_PROBLEM REQUIREMENTS:_
The whole of the data is to be duplicated precisely.

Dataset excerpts
================

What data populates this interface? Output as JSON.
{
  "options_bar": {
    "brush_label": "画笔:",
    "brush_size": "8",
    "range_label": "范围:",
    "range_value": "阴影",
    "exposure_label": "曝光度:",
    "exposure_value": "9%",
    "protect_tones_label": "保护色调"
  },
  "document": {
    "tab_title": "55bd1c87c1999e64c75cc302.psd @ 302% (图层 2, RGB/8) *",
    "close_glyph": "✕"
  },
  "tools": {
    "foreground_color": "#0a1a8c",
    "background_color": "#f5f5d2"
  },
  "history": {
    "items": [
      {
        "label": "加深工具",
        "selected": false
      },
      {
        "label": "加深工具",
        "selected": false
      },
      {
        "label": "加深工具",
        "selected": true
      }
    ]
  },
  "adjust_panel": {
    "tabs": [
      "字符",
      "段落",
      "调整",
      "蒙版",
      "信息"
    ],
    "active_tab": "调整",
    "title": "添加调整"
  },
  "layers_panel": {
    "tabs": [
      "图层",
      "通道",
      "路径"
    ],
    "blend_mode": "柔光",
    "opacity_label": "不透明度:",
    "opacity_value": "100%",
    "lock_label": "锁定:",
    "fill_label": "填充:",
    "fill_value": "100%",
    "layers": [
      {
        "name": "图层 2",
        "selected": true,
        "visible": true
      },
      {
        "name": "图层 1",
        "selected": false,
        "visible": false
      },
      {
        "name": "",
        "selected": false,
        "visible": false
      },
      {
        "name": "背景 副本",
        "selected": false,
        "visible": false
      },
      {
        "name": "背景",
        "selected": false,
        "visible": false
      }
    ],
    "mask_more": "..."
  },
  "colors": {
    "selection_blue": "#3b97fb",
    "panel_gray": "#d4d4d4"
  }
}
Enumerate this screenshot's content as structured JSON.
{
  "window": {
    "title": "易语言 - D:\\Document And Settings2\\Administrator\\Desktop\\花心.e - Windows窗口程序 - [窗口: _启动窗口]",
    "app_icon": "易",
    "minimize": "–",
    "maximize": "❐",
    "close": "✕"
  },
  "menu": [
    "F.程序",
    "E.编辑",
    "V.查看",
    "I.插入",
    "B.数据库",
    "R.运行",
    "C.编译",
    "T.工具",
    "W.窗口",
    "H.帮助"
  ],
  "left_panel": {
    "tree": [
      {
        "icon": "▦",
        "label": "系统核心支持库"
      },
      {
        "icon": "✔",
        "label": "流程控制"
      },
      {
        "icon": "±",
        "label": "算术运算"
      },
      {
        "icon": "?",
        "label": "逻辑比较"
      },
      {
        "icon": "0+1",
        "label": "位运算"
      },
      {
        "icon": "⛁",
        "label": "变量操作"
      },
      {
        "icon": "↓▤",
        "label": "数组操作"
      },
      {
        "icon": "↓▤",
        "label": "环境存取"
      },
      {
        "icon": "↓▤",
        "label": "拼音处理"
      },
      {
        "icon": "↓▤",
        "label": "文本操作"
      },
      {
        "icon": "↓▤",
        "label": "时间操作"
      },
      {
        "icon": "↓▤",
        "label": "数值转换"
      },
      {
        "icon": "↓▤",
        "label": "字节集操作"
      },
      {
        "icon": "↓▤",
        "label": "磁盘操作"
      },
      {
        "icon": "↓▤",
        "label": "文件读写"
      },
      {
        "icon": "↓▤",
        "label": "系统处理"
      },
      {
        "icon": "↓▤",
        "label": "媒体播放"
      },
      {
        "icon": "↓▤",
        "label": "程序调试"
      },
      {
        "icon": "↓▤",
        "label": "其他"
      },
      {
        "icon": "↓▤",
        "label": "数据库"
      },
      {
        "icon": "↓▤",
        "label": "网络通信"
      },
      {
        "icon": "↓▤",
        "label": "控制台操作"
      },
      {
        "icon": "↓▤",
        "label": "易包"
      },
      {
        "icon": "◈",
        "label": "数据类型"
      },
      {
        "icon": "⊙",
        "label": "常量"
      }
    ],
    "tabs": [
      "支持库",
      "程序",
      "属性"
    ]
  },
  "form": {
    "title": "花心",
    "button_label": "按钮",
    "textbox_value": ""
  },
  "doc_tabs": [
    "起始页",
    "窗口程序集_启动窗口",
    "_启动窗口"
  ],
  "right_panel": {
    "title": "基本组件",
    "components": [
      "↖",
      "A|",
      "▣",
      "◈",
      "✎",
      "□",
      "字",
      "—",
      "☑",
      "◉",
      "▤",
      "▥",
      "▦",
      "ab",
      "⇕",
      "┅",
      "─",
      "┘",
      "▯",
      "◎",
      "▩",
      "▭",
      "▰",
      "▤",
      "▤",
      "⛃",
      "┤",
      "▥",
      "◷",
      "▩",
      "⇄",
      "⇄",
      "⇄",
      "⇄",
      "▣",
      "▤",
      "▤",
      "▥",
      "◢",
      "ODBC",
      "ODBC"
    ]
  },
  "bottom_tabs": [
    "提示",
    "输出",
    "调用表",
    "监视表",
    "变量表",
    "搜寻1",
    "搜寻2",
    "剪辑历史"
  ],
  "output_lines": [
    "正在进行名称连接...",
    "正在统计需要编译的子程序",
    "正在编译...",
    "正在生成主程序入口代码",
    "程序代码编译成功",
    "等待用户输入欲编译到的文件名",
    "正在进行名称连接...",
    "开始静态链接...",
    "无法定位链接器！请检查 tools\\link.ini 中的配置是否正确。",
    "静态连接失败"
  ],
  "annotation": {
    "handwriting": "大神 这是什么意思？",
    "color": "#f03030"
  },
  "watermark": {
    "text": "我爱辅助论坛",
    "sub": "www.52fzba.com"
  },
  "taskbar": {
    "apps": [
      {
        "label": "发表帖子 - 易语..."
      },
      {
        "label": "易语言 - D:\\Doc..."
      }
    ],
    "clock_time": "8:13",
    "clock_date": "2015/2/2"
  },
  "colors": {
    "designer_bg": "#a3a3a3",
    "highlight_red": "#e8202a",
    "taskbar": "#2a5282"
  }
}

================

_ANSWER SECTION:_
What data populates this interface? Output as JSON.
{
  "options_bar": {
    "brush_label": "画笔:",
    "brush_size": "8",
    "range_label": "范围:",
    "range_value": "阴影",
    "exposure_label": "曝光度:",
    "exposure_value": "9%",
    "protect_tones_label": "保护色调"
  },
  "document": {
    "tab_title": "55bd1c87c1999e64c75cc302.psd @ 302% (图层 2, RGB/8) *",
    "close_glyph": "✕"
  },
  "tools": {
    "foreground_color": "#0a1a8c",
    "background_color": "#f5f5d2"
  },
  "history": {
    "items": [
      {
        "label": "加深工具",
        "selected": false
      },
      {
        "label": "加深工具",
        "selected": false
      },
      {
        "label": "加深工具",
        "selected": true
      }
    ]
  },
  "adjust_panel": {
    "tabs": [
      "字符",
      "段落",
      "调整",
      "蒙版",
      "信息"
    ],
    "active_tab": "调整",
    "title": "添加调整"
  },
  "layers_panel": {
    "tabs": [
      "图层",
      "通道",
      "路径"
    ],
    "blend_mode": "柔光",
    "opacity_label": "不透明度:",
    "opacity_value": "100%",
    "lock_label": "锁定:",
    "fill_label": "填充:",
    "fill_value": "100%",
    "layers": [
      {
        "name": "图层 2",
        "selected": true,
        "visible": true
      },
      {
        "name": "图层 1",
        "selected": false,
        "visible": false
      },
      {
        "name": "",
        "selected": false,
        "visible": false
      },
      {
        "name": "背景 副本",
        "selected": false,
        "visible": false
      },
      {
        "name": "背景",
        "selected": false,
        "visible": false
      }
    ],
    "mask_more": "..."
  },
  "colors": {
    "selection_blue": "#3b97fb",
    "panel_gray": "#d4d4d4"
  }
}
Enumerate this screenshot's content as structured JSON.
{
  "window": {
    "title": "易语言 - D:\\Document And Settings2\\Administrator\\Desktop\\花心.e - Windows窗口程序 - [窗口: _启动窗口]",
    "app_icon": "易",
    "minimize": "–",
    "maximize": "❐",
    "close": "✕"
  },
  "menu": [
    "F.程序",
    "E.编辑",
    "V.查看",
    "I.插入",
    "B.数据库",
    "R.运行",
    "C.编译",
    "T.工具",
    "W.窗口",
    "H.帮助"
  ],
  "left_panel": {
    "tree": [
      {
        "icon": "▦",
        "label": "系统核心支持库"
      },
      {
        "icon": "✔",
        "label": "流程控制"
      },
      {
        "icon": "±",
        "label": "算术运算"
      },
      {
        "icon": "?",
        "label": "逻辑比较"
      },
      {
        "icon": "0+1",
        "label": "位运算"
      },
      {
        "icon": "⛁",
        "label": "变量操作"
      },
      {
        "icon": "↓▤",
        "label": "数组操作"
      },
      {
        "icon": "↓▤",
        "label": "环境存取"
      },
      {
        "icon": "↓▤",
        "label": "拼音处理"
      },
      {
        "icon": "↓▤",
        "label": "文本操作"
      },
      {
        "icon": "↓▤",
        "label": "时间操作"
      },
      {
        "icon": "↓▤",
        "label": "数值转换"
      },
      {
        "icon": "↓▤",
        "label": "字节集操作"
      },
      {
        "icon": "↓▤",
        "label": "磁盘操作"
      },
      {
        "icon": "↓▤",
        "label": "文件读写"
      },
      {
        "icon": "↓▤",
        "label": "系统处理"
      },
      {
        "icon": "↓▤",
        "label": "媒体播放"
      },
      {
        "icon": "↓▤",
        "label": "程序调试"
      },
      {
        "icon": "↓▤",
        "label": "其他"
      },
      {
        "icon": "↓▤",
        "label": "数据库"
      },
      {
        "icon": "↓▤",
        "label": "网络通信"
      },
      {
        "icon": "↓▤",
        "label": "控制台操作"
      },
      {
        "icon": "↓▤",
        "label": "易包"
      },
      {
        "icon": "◈",
        "label": "数据类型"
      },
      {
        "icon": "⊙",
        "label": "常量"
      }
    ],
    "tabs": [
      "支持库",
      "程序",
      "属性"
    ]
  },
  "form": {
    "title": "花心",
    "button_label": "按钮",
    "textbox_value": ""
  },
  "doc_tabs": [
    "起始页",
    "窗口程序集_启动窗口",
    "_启动窗口"
  ],
  "right_panel": {
    "title": "基本组件",
    "components": [
      "↖",
      "A|",
      "▣",
      "◈",
      "✎",
      "□",
      "字",
      "—",
      "☑",
      "◉",
      "▤",
      "▥",
      "▦",
      "ab",
      "⇕",
      "┅",
      "─",
      "┘",
      "▯",
      "◎",
      "▩",
      "▭",
      "▰",
      "▤",
      "▤",
      "⛃",
      "┤",
      "▥",
      "◷",
      "▩",
      "⇄",
      "⇄",
      "⇄",
      "⇄",
      "▣",
      "▤",
      "▤",
      "▥",
      "◢",
      "ODBC",
      "ODBC"
    ]
  },
  "bottom_tabs": [
    "提示",
    "输出",
    "调用表",
    "监视表",
    "变量表",
    "搜寻1",
    "搜寻2",
    "剪辑历史"
  ],
  "output_lines": [
    "正在进行名称连接...",
    "正在统计需要编译的子程序",
    "正在编译...",
    "正在生成主程序入口代码",
    "程序代码编译成功",
    "等待用户输入欲编译到的文件名",
    "正在进行名称连接...",
    "开始静态链接...",
    "无法定位链接器！请检查 tools\\link.ini 中的配置是否正确。",
    "静态连接失败"
  ],
  "annotation": {
    "handwriting": "大神 这是什么意思？",
    "color": "#f03030"
  },
  "watermark": {
    "text": "我爱辅助论坛",
    "sub": "www.52fzba.com"
  },
  "taskbar": {
    "apps": [
      {
        "label": "发表帖子 - 易语..."
      },
      {
        "label": "易语言 - D:\\Doc..."
      }
    ],
    "clock_time": "8:13",
    "clock_date": "2015/2/2"
  },
  "colors": {
    "designer_bg": "#a3a3a3",
    "highlight_red": "#e8202a",
    "taskbar": "#2a5282"
  }
}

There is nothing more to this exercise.